A settlement has been reached in a class action lawsuit filed by a Cal Poly student against the landlord of a large apartment complex located at the corner of Santa Rosa Street and Foothill Boulevard in San Luis Obispo.
But one student, Cameron Troost, said his apartment still has gross plumbing problems, faulty electricity and a hole in the wall with wires sticking out.
Cal Poly student Cameron Geehr filed a lawsuit in 2017 against Home Sweet Home, the owner of The SLO apartment complex at 1050 E. Foothill Boulevard, which recently was settled.
Home Sweet Home must ensure the property is compliant with housing health and safety codes and pay a total of $700,000 to reimburse some of the rent money to about 500 students who lived there between August 2017 and July 2018, said plaintiff lawyer Joseph Ferrentino, of the Newport Beach-based firm Newmeyer & Dillion.
Tenants can file a claim to get a portion of their rent back for their hardships, including unsafe conditions, and the construction they endured to fix the problems in their homes while they were living there, Ferrentino said.
Ferrentino said those seeking compensation from the lawsuit should go to the website sloapartmentsclasssettlement.com to learn how to file their claim. The deadline to file a claim is Feb. 11, Ferrentino said.
“To their credit, the landlord recognized they had problem and acted fairly quickly,” Ferrentino said. “The city of SLO stepped in and compelled the landlord to get the buildings up to code and get the proper permits. .... We don’t believe the problem is as widespread as before.”
In the lawsuit, the Woodland Hills-based property owner was accused of adding unpermitted structural walls, failing to provide proper firewalls and altering plumbing and electrical in units. The property owner added partitions to have more rooms to rent to students, Ferrentino said.
Tenants reported broken showers, power outages and overflowing toilets. Despite the lawsuit resolution, it’s unclear how much work is still to be done.
One resident hasn’t seen many changes.
“There are still a lot of problems in my apartment,” Troost said. “The sink fills up with (backflows) of brown and black liquid. It smells like rotten eggs. I have a hole in my wall with wiring sticking out.

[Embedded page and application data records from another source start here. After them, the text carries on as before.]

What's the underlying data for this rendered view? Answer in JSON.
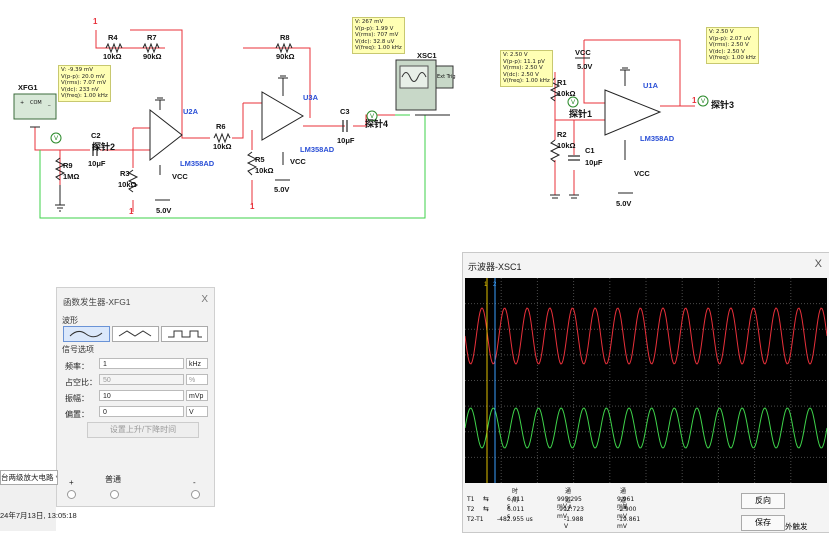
{
  "schematic": {
    "xfg1": "XFG1",
    "xsc1": "XSC1",
    "ext_trig": "Ext Trig",
    "plus": "+",
    "minus": "_",
    "com": "COM",
    "parts": {
      "r4": "R4",
      "r4v": "10kΩ",
      "r7": "R7",
      "r7v": "90kΩ",
      "r8": "R8",
      "r8v": "90kΩ",
      "r6": "R6",
      "r6v": "10kΩ",
      "r3": "R3",
      "r3v": "10kΩ",
      "r5": "R5",
      "r5v": "10kΩ",
      "r9": "R9",
      "r9v": "1MΩ",
      "r1": "R1",
      "r1v": "10kΩ",
      "r2": "R2",
      "r2v": "10kΩ",
      "c1": "C1",
      "c1v": "10μF",
      "c2": "C2",
      "c2v": "10μF",
      "c3": "C3",
      "c3v": "10μF",
      "u2a": "U2A",
      "u3a": "U3A",
      "u1a": "U1A",
      "lm": "LM358AD",
      "vcc": "VCC",
      "v50": "5.0V",
      "probe1": "探针1",
      "probe2": "探针2",
      "probe3": "探针3",
      "probe4": "探针4",
      "one": "1",
      "v": "V"
    },
    "probe2_readout": [
      "V: -9.39 mV",
      "V(p-p): 20.0 mV",
      "V(rms): 7.07 mV",
      "V(dc): 233 nV",
      "V(freq): 1.00 kHz"
    ],
    "probe4_readout": [
      "V: 267 mV",
      "V(p-p): 1.99 V",
      "V(rms): 707 mV",
      "V(dc): 32.8 uV",
      "V(freq): 1.00 kHz"
    ],
    "probe1_readout": [
      "V: 2.50 V",
      "V(p-p): 11.1 pV",
      "V(rms): 2.50 V",
      "V(dc): 2.50 V",
      "V(freq): 1.00 kHz"
    ],
    "probe3_readout": [
      "V: 2.50 V",
      "V(p-p): 2.07 uV",
      "V(rms): 2.50 V",
      "V(dc): 2.50 V",
      "V(freq): 1.00 kHz"
    ]
  },
  "function_generator": {
    "title": "函数发生器-XFG1",
    "close": "X",
    "waveform_label": "波形",
    "signal_label": "信号选项",
    "fields": [
      {
        "label": "频率：",
        "value": "1",
        "unit": "kHz"
      },
      {
        "label": "占空比：",
        "value": "50",
        "unit": "%"
      },
      {
        "label": "振幅：",
        "value": "10",
        "unit": "mVp"
      },
      {
        "label": "偏置：",
        "value": "0",
        "unit": "V"
      }
    ],
    "rise_fall_button": "设置上升/下降时间",
    "plus": "+",
    "common": "普通",
    "minus": "-"
  },
  "oscilloscope": {
    "title": "示波器-XSC1",
    "close": "X",
    "col_time": "时间",
    "col_a": "通道_A",
    "col_b": "通道_B",
    "rows": [
      {
        "label": "T1",
        "time": "6.011 s",
        "a": "995.295 mV",
        "b": "9.961 mV"
      },
      {
        "label": "T2",
        "time": "6.011 s",
        "a": "-992.723 mV",
        "b": "-9.900 mV"
      },
      {
        "label": "T2-T1",
        "time": "-482.955 us",
        "a": "-1.988 V",
        "b": "-19.861 mV"
      }
    ],
    "reverse_button": "反向",
    "save_button": "保存",
    "ext_trigger": "外触发",
    "colors": {
      "channel_a": "#e8303a",
      "channel_b": "#3ed24a",
      "grid": "#4a4a4a"
    },
    "cycles_visible": 16,
    "cursor_t1": "1",
    "cursor_t2": "2"
  },
  "statusbar": {
    "tab": "台两级放大电路 *",
    "timestamp": "24年7月13日, 13:05:18"
  }
}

And the electricity will go out in one side of the wall if I plug into a socket on the other side.”
A city inspector visited the apartment Friday afternoon, Troost said.

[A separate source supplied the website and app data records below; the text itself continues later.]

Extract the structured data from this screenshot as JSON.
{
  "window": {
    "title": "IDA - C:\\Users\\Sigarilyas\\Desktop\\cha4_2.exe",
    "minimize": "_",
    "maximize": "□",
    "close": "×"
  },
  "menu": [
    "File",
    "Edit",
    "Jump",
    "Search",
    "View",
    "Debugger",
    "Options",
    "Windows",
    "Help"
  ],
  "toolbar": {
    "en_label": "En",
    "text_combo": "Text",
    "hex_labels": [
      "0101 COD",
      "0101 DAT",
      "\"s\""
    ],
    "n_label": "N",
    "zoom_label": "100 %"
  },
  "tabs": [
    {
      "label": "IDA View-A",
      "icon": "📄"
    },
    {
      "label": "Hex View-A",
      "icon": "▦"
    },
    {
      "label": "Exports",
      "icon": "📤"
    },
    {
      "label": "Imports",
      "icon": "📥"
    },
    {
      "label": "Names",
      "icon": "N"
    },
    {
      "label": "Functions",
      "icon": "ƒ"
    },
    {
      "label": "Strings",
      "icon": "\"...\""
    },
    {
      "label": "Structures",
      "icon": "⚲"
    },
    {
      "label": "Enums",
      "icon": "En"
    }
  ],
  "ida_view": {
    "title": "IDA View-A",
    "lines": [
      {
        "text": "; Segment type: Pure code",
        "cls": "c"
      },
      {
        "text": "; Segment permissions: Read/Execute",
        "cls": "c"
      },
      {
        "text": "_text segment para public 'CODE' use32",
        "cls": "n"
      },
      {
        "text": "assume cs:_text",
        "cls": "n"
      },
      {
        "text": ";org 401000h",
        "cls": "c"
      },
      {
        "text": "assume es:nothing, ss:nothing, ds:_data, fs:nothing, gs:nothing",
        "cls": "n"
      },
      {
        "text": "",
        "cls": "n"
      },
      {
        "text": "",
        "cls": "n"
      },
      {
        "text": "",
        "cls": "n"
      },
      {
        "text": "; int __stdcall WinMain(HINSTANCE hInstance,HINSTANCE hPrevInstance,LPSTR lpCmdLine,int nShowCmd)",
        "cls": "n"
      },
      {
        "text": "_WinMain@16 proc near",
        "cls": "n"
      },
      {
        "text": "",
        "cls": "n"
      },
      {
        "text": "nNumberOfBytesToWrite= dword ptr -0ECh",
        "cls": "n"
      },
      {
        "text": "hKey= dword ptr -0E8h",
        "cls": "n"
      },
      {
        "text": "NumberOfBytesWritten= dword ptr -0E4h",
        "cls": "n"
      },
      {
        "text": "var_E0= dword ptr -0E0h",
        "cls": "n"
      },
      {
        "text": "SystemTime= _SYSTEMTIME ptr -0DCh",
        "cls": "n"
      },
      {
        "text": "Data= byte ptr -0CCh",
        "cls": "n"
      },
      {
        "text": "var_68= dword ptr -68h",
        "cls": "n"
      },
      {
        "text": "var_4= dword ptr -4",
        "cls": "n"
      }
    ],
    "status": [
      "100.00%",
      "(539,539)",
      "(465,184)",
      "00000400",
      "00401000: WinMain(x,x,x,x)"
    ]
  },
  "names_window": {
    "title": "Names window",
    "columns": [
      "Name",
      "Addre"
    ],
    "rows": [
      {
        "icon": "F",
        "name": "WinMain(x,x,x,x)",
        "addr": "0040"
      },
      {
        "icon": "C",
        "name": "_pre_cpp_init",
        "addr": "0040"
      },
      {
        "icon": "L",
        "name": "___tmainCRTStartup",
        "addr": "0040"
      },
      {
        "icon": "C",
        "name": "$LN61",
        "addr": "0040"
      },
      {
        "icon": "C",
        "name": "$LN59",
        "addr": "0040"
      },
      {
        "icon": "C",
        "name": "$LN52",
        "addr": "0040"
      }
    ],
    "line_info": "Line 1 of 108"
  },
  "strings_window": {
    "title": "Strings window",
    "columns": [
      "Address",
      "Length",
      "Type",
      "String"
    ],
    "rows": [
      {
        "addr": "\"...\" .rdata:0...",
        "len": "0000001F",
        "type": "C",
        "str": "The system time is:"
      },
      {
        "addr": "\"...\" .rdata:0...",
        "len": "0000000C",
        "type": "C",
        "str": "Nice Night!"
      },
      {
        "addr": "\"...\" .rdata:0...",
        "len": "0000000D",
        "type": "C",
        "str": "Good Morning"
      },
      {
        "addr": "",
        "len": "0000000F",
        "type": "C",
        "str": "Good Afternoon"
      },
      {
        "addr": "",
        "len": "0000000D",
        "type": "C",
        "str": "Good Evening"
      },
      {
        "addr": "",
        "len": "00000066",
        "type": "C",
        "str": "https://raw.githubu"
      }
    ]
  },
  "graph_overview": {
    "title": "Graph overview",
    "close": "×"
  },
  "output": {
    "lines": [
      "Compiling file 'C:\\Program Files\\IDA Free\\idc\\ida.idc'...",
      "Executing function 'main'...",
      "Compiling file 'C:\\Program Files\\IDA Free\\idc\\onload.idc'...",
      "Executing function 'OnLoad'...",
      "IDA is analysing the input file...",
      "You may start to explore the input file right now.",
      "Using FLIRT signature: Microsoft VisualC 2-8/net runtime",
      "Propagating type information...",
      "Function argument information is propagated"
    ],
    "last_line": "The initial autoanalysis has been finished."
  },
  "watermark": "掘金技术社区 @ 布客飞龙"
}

Thomas P. Pattenaude of Home Sweet Home told The Tribune by phone that the housing issues have been resolved and 99 percent of the work to upgrade the apartments has been completed.
“We dispute the lawsuit claims, but we have resolved it amicably and we’re moving forward,” Pattenaude said. “We are meeting or we have met all of the city requirements. ... The vast majority of the students living there are happy.”
Home Sweet Home has worked with the city to bring the apartments up to the code, which was required by the city before the 2018-19 school year began, according to Newmeyer & Dillion.
“This was a safety concern more than anything,” Ferrentino said. “The apartments were at risk in the case of fires and earthquakes. There were plumbing problems, leaks and things.”
Ferrentino said Home Sweet Home conducted much of the initial unpermitted construction in the summer of 2017 when many students were away on summer break.
“It was extremely inconvenient for the students to have all these repairs going on while they were living there,” Ferrentino added.
At his apartment Friday, Troost showed The Tribune his claims about the plumbing and wiring, with hardened dirty water collected in the sink.
He said the disgusting dark water collects in the sinks three or four times per week, particularly on rainy days. Additionally, fire alarms have gone off in the middle of the night, including three separate times around Christmas when he couldn’t reach an apartment maintenance worker. Troost called the fire department multiple times to come out to shut off the ringing.
Pattenaude said the remainder the upgrades includes a new fire alarm system.
Troost also recorded construction in the early morning hours of the night on video, sharing clips of drilling at 2 a.m. He also doesn’t have a mailbox and has to collect his mail at the complex office during weekday business hours, which has been an inconvenience, he said.
“I feel trapped,” said Troost, 24, who grew up in foster care on the Central Coast and takes online courses at Sacramento City College. “Since I don’t have parents to co-sign for an apartment, it’s very difficult for me to find housing.”
Pattenaude said Troost should contact the maintenance office, Asset Campus Housing, which contracts with the owner.
Troost said he has worked with the maintenance staff, but he isn’t satisfied with the fixes that have been tried, saying the problems still linger.
“I just want a fair shake,” Troost said.